The series of incidents that occurred in and around Quetta in the past few months make the gravity of the issue of sectarian strife clear. In June last year, Shia police cadets were shot dead by unidentified gunmen. Shias in the city blamed Sunni extremist groups for the attack. In July, more than 50 Shia worshippers were killed during Friday prayers at a Quetta mosque.
Most analysts agree that the current hostilities began in 1979 when General Zia began Islamising Pakistani politics in order to legitimise his rule. As a result, hardline religious groups were strengthened. These developments coincided with the Soviet invasion of Afghanistan in late 1979, as a result of which there was an influx of weaponry into Pakistan. Arms from the U.S. and funds from Saudi Arabia allowed Zia to wage a proxy war in Afghanistan with the help of mujahideen, or holy warriors. The dominant Sunni sect in Pakistan became militant. The Iranian revolution provided a ray of hope for the minority Shia sect, who received help from Iran. Consequently, Pakistan became the battleground for Islamic countries representing different sects.
After 9/11, thanks to mounting U.S. pressure and a series of attacks by jehadi groups on Western and Christian targets, Musharraf launched a campaign against extremism in January 2002 and banned several militant groups. However, it was a half-hearted measure. He was not willing to take on jehadi and sectarian outfits beyond a point. He chose to strengthen the right-wing elements rather than compromise with mainstream political parties. Besides, he was not willing to give up jehad as a key element of its Kashmir policy. There are signs of change on this front after Musharraf met Prime Minister Atal Bihari Vajpayee on January 6 in Islamabad. But it is difficult to say at this juncture whether the change is permanent or strategic.
In his televised speech on January 12, 2002, Musharraf promised a series of measures to combat extremism. One of the key tasks announced was to bring all madrassas or religious schools into the mainstream and to tighten controls on their funding and curriculum.
Although several extremist groups were banned, their leaders were not prosecuted under the Anti-Terrorism Act. One leader with more than 20 charges of violent crimes pending against him was allowed to run for Parliament, while many secular politicians were disqualified for flimsy reasons such as not having enough educational qualification. Banned groups were allowed to function under new identities.
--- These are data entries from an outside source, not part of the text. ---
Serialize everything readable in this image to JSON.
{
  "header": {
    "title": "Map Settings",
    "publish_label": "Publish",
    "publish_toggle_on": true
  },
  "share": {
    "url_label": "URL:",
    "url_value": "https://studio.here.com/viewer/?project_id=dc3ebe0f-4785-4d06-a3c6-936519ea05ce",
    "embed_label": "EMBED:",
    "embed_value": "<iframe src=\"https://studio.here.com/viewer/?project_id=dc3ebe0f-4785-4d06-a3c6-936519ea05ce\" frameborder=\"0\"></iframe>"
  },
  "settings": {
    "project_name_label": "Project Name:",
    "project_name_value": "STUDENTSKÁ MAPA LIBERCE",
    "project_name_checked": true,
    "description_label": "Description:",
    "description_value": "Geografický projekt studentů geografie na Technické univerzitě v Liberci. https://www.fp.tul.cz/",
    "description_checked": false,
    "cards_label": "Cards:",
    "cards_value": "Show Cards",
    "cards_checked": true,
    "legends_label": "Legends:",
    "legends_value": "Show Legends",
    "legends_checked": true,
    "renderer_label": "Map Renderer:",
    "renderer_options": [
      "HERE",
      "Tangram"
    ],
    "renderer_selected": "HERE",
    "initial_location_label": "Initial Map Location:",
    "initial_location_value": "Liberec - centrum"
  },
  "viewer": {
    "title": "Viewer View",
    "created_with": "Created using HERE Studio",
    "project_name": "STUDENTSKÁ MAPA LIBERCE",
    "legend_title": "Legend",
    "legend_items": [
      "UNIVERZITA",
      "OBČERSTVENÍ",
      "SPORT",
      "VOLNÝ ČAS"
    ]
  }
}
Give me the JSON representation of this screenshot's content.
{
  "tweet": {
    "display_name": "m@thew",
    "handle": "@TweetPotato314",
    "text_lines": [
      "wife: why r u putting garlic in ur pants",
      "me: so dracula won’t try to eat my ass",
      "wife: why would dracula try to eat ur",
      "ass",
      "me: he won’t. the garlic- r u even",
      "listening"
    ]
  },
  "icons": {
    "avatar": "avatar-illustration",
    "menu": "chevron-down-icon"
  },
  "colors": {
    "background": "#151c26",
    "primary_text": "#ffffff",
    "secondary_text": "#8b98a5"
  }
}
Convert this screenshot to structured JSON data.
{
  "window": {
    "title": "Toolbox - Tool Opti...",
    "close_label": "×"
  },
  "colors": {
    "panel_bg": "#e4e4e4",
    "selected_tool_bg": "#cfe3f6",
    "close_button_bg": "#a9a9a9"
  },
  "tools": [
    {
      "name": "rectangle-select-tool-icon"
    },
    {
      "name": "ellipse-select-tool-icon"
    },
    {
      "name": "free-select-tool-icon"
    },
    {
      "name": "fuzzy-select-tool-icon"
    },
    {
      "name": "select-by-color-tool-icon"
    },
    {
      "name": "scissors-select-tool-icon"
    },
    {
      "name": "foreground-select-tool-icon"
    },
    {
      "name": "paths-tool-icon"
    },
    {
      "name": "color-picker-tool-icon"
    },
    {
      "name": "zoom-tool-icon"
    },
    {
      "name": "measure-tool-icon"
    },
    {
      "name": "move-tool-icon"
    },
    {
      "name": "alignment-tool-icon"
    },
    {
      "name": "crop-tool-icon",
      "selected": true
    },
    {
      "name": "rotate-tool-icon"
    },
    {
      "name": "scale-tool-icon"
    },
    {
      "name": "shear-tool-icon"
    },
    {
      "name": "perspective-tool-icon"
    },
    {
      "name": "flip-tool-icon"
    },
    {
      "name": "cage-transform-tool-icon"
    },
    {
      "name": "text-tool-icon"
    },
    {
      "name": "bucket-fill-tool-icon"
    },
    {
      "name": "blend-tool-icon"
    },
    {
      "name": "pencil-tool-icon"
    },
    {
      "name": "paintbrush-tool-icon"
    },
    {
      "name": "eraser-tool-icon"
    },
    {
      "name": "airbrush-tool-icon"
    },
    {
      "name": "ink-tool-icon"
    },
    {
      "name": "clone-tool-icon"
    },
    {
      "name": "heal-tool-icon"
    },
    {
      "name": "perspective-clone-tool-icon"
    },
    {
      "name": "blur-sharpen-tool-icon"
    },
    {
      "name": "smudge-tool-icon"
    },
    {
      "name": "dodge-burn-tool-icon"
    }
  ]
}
Many militant outfits, though banned for a second time in November 2003, continue to function unhindered and are likely to resurface under new names.
According to a recent report of the International Crisis Group, Musharraf is unlikely to take any decisive action against domestic jehadis and madrassas spreading the ideology of jehad. "These unfulfilled promises could well prove his undoing," the report says.